In the old days when football was not a game from which anyone other than the top players expected to make any money, this was all well and good. But now, with the game's business potential well recognised and with so many clubs either listed or seeking a listing on the stock market, the rules are being tested to the limit. Sheffield United yesterday added its voice to the chorus of those demanding change.
There is no other stock market sector governed by rules of this type. Just imagine the outcry if Mercury Asset Management was banned from owning more than 1 per cent of Granada because it had more than 1 per cent of Carlton. As far as institutional shareholders are concerned, the rules are almost certainly unwarranted. It seems hard to believe that Carol Galley of MAM would attempt to fix a match because it suited her purposes that someone other than Man United won the League that year - hard to believe for everyone except Sir Rocco Forte and Greg Dyke, that is.
Many of football's new investors want to go further so that one football club can own or control another outright. The business attractions of such consolidation are obvious, allowing clubs to share the costs of marketing, merchandising, ticketing and other overheads. But does it make for a credible League? The dangers are as obvious as the attractions. Is it really possible for two clubs to compete properly with each other when they have a common owner and manager? Ownership of clubs would become concentrated in fewer and fewer hands, and the gap between rich and poor clubs would widen with the birth of nursery, or feeder, clubs, serving their larger masters. Over time the lower football divisions might disappear altogether.

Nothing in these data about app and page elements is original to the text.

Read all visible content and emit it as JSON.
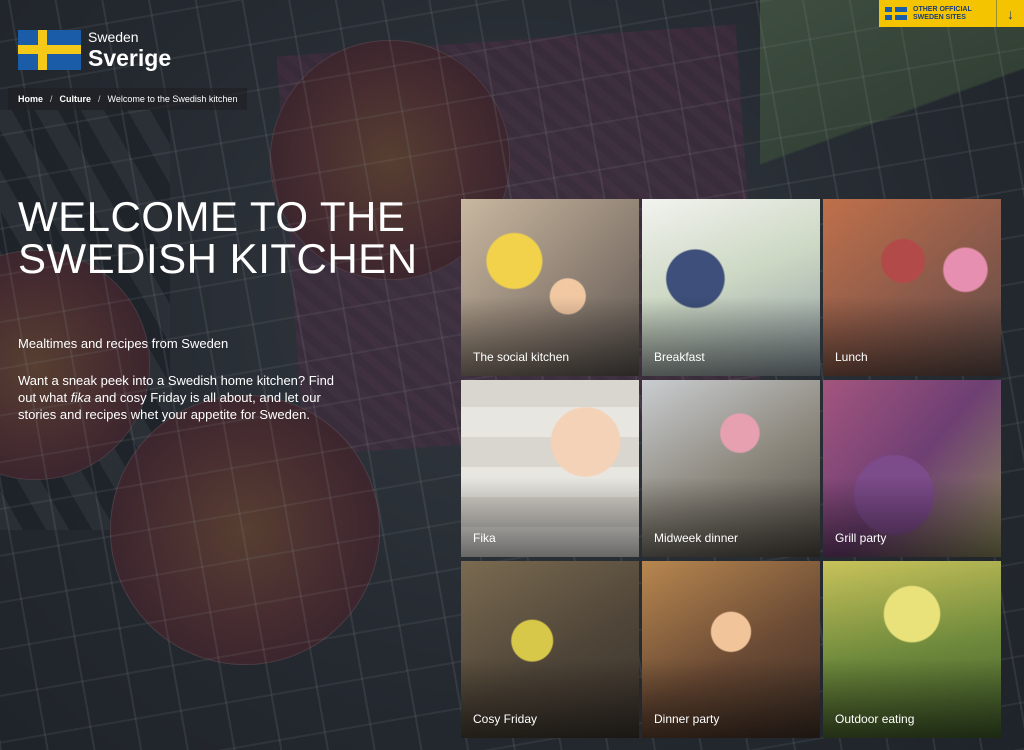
{
  "brand": {
    "logo_small": "Sweden",
    "logo_big": "Sverige",
    "flag_colors": {
      "blue": "#1a5ca8",
      "yellow": "#f4c918"
    }
  },
  "breadcrumb": {
    "items": [
      "Home",
      "Culture",
      "Welcome to the Swedish kitchen"
    ],
    "separator": "/"
  },
  "official_sites": {
    "label": "OTHER OFFICIAL SWEDEN SITES",
    "icon": "arrow-down-icon",
    "bg_color": "#f5c400"
  },
  "hero": {
    "title": "WELCOME TO THE SWEDISH KITCHEN",
    "subtitle": "Mealtimes and recipes from Sweden",
    "body_before": "Want a sneak peek into a Swedish home kitchen? Find out what ",
    "body_em": "fika",
    "body_after": " and cosy Friday is all about, and let our stories and recipes whet your appetite for Sweden."
  },
  "cards": [
    {
      "label": "The social kitchen"
    },
    {
      "label": "Breakfast"
    },
    {
      "label": "Lunch"
    },
    {
      "label": "Fika"
    },
    {
      "label": "Midweek dinner"
    },
    {
      "label": "Grill party"
    },
    {
      "label": "Cosy Friday"
    },
    {
      "label": "Dinner party"
    },
    {
      "label": "Outdoor eating"
    }
  ]
}
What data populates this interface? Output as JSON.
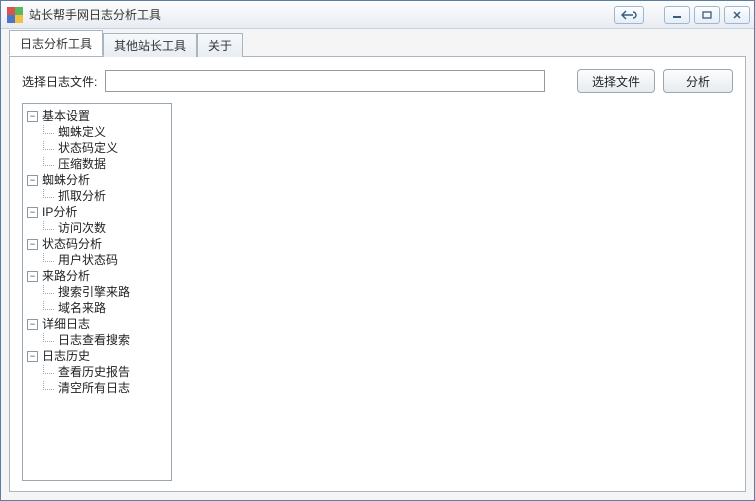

There's not much doubt who will eventually triumph in this debate, however. As always, it will be money.